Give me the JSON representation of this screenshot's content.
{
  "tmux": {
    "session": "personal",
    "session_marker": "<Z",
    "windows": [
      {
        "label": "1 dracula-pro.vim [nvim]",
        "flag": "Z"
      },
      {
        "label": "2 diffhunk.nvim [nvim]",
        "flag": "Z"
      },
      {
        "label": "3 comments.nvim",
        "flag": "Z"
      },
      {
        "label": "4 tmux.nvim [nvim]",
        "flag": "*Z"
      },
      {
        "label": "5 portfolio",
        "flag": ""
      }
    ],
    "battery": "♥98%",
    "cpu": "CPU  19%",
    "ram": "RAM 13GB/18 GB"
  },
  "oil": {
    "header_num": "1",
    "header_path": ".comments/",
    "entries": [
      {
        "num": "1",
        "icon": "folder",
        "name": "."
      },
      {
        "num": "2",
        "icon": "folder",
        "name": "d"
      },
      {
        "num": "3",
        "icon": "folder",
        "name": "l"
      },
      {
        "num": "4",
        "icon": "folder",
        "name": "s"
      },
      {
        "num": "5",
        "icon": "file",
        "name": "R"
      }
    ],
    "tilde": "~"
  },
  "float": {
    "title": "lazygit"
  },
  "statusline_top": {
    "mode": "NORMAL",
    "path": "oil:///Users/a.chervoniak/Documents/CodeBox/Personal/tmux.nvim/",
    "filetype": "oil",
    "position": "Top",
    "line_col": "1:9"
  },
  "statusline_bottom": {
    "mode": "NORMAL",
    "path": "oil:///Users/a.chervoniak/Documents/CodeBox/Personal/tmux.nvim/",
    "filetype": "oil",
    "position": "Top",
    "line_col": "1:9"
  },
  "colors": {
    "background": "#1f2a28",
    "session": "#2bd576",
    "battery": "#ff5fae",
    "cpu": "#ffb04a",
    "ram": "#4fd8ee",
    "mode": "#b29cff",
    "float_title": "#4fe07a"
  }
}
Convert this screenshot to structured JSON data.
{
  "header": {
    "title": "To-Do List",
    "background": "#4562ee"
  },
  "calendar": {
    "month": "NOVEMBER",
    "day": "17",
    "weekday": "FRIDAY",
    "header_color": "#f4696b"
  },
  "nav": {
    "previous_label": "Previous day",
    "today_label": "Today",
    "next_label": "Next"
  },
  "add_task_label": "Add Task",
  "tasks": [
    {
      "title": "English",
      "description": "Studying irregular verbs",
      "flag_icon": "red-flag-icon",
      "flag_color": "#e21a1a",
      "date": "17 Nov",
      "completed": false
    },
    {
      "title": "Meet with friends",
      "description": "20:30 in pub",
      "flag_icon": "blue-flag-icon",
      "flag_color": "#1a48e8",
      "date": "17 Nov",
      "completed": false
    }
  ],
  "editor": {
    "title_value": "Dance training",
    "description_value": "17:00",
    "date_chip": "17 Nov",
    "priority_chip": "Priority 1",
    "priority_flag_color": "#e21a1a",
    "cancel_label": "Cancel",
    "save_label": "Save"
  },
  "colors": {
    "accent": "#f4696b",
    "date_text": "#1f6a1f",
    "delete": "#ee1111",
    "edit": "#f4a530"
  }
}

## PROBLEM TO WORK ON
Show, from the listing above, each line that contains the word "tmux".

## TASK SOLUTION
  "tmux": {
        "label": "4 tmux.nvim [nvim]",
    "path": "oil:///Users/a.chervoniak/Documents/CodeBox/Personal/tmux.nvim/",
    "path": "oil:///Users/a.chervoniak/Documents/CodeBox/Personal/tmux.nvim/",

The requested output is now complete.